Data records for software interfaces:
○ ○ ○ ○ ○
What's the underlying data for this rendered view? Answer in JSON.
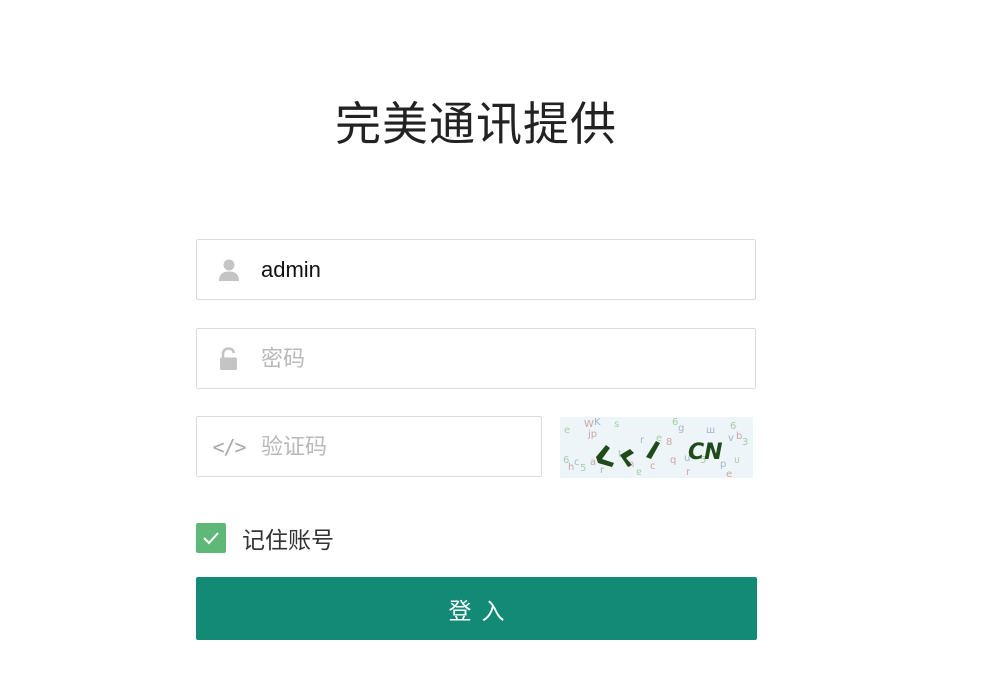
{
  "title": "完美通讯提供",
  "username": {
    "value": "admin",
    "icon": "user-icon"
  },
  "password": {
    "placeholder": "密码",
    "icon": "unlock-icon"
  },
  "captcha": {
    "placeholder": "验证码",
    "icon": "code-icon",
    "icon_glyph": "</>",
    "image_text": "CN"
  },
  "remember": {
    "label": "记住账号",
    "checked": true,
    "icon": "check-icon",
    "color": "#5fb878"
  },
  "login_button": {
    "label": "登入",
    "color": "#138a76"
  }
}
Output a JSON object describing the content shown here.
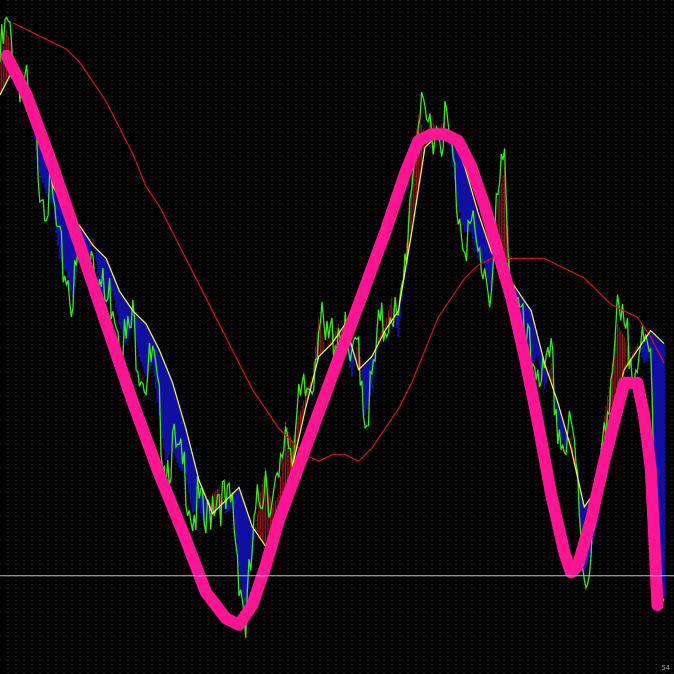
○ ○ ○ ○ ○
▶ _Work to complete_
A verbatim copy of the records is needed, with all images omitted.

▶ _Response_
What's the underlying data for this rendered view? Answer in JSON.
{
  "title": "完美通讯提供",
  "username": {
    "value": "admin",
    "icon": "user-icon"
  },
  "password": {
    "placeholder": "密码",
    "icon": "unlock-icon"
  },
  "captcha": {
    "placeholder": "验证码",
    "icon": "code-icon",
    "icon_glyph": "</>",
    "image_text": "CN"
  },
  "remember": {
    "label": "记住账号",
    "checked": true,
    "icon": "check-icon",
    "color": "#5fb878"
  },
  "login_button": {
    "label": "登入",
    "color": "#138a76"
  }
}
Output a JSON object describing the content shown here.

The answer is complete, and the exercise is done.